We spread out at different levels to comb the side of the hill. Making our way down and across the mountain about 1,000 or more feet down close the bottom of the hill. Marc made first contact with Jason vocalizing to the rest of us that he had found him by a trail of blood leading to him. As I approached Jason I could see he was hurt bad. The side of his face and clothes soaked in blood and he was semi-conscious moaning in pain and confusion.
Once the other two hikers Brian and Anson made it to us they took out extra jackets they had so we could cover Jason with jackets to prevent hypothermia. Brian an Anson logged GPS coordinates and gave them to Tyler and I so they could hike back up and get phone reception. Luckily Marc had one bar on his phone and was able to reach 911 and confirm a helicopter rescue was on their way to us.
After 20 minutes we started to hear in the distance the sound of the helicopter coming near. Finally help had arrived but not just yet. The helicopter made a first pass and didn't see us and moved off to search other parts of the sounding area. So Marc called back 911 several times to help give them our GPS coordinates and an idea of our surroundings. Finally after 45 mins of them searching, we were found.
They waved at us to let us know they had seen us. Jason, still going in and out of sleep and being awake but non-responsive, was starting to shiver because of the cold and his down jacket becoming wet and losing its thermal protection.
The helicopter made a swoop in and lowered down two volunteer rescue personnel and a stretcher basket for Jason. The heli had to then leave and go down the mountain to refuel before coming back. All of the guys assisted in stabilizing Jason digging a trough for the basket and wrapping him up to keep him warm. We finally got him into the basket and strapped down. We waited about 30-40 minutes for the heli to get back. Then they brought one rescuer up and then Jason in the basket next.
They had a rope attached to the basket to keep it from spinning in the wash of air coming off of the helicopter blades. He was about 60% of the way up when the rope to help stabilize came off and they had to keep bringing him up.The basket started to spin as it got closer and petrified me as I was hoping nothing bad would happen and Jason would stay secure in the basket. Luckily they grabbed the spinning basket and secured him into the heli. Up went the second rescue personnel and off went the chopper. The three other hikers and myself made our way back up the hillside back up to the hillside where Brian's wife was waiting for us all.
We took turns carrying Jason's backpack down the mountain to the bottom of Ice House Canyon to the cars.

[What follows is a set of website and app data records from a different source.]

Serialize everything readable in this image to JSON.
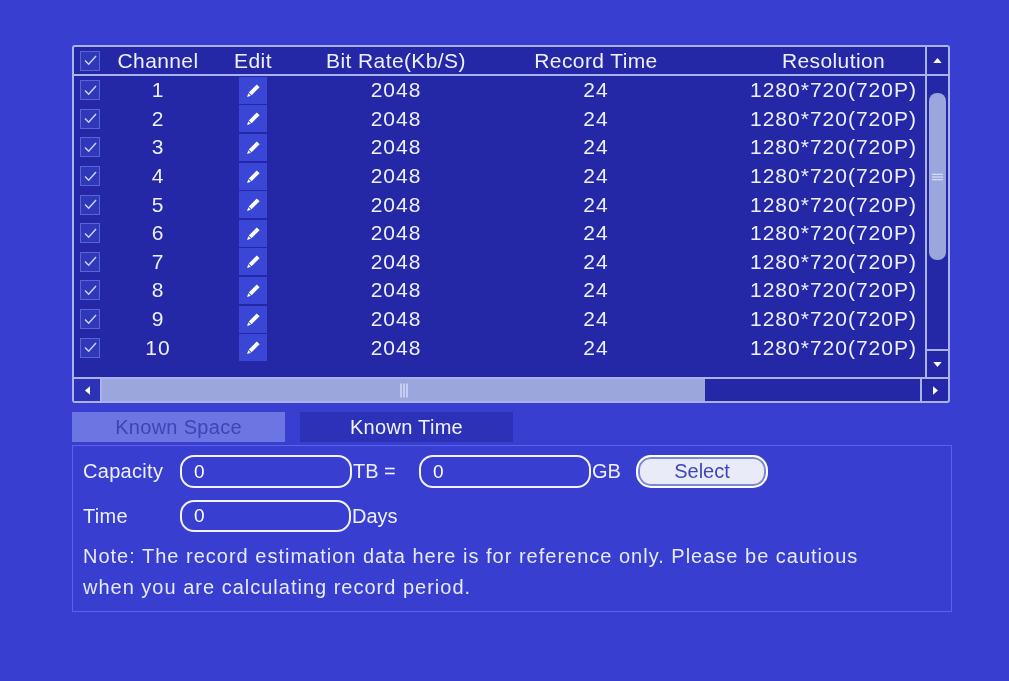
{
  "table": {
    "select_all": {
      "checked": true
    },
    "columns": [
      "Channel",
      "Edit",
      "Bit Rate(Kb/S)",
      "Record Time",
      "Resolution"
    ],
    "rows": [
      {
        "checked": true,
        "channel": "1",
        "bit_rate": "2048",
        "record_time": "24",
        "resolution": "1280*720(720P)"
      },
      {
        "checked": true,
        "channel": "2",
        "bit_rate": "2048",
        "record_time": "24",
        "resolution": "1280*720(720P)"
      },
      {
        "checked": true,
        "channel": "3",
        "bit_rate": "2048",
        "record_time": "24",
        "resolution": "1280*720(720P)"
      },
      {
        "checked": true,
        "channel": "4",
        "bit_rate": "2048",
        "record_time": "24",
        "resolution": "1280*720(720P)"
      },
      {
        "checked": true,
        "channel": "5",
        "bit_rate": "2048",
        "record_time": "24",
        "resolution": "1280*720(720P)"
      },
      {
        "checked": true,
        "channel": "6",
        "bit_rate": "2048",
        "record_time": "24",
        "resolution": "1280*720(720P)"
      },
      {
        "checked": true,
        "channel": "7",
        "bit_rate": "2048",
        "record_time": "24",
        "resolution": "1280*720(720P)"
      },
      {
        "checked": true,
        "channel": "8",
        "bit_rate": "2048",
        "record_time": "24",
        "resolution": "1280*720(720P)"
      },
      {
        "checked": true,
        "channel": "9",
        "bit_rate": "2048",
        "record_time": "24",
        "resolution": "1280*720(720P)"
      },
      {
        "checked": true,
        "channel": "10",
        "bit_rate": "2048",
        "record_time": "24",
        "resolution": "1280*720(720P)"
      }
    ]
  },
  "tabs": [
    {
      "label": "Known Space",
      "selected": false
    },
    {
      "label": "Known Time",
      "selected": true
    }
  ],
  "form": {
    "capacity_label": "Capacity",
    "capacity_tb": {
      "value": "0"
    },
    "tb_unit": "TB =",
    "capacity_gb": {
      "value": "0"
    },
    "gb_unit": "GB",
    "select_button": "Select",
    "time_label": "Time",
    "time": {
      "value": "0"
    },
    "days_unit": "Days",
    "note": "Note: The record estimation data here is for reference only. Please be cautious when you are calculating record period."
  }
}
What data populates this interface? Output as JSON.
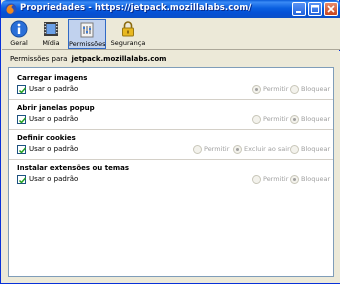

All I can say is how thankful I am for all five of those hikers to be there that day to help me find Jason and to the volunteer helicopter rescue team who came in and brought Jason to safety. Thank You to Yvonne, Marc, Brian and Anson for your amazing help. Thank you to the mountain spirits for not taking Jason's life.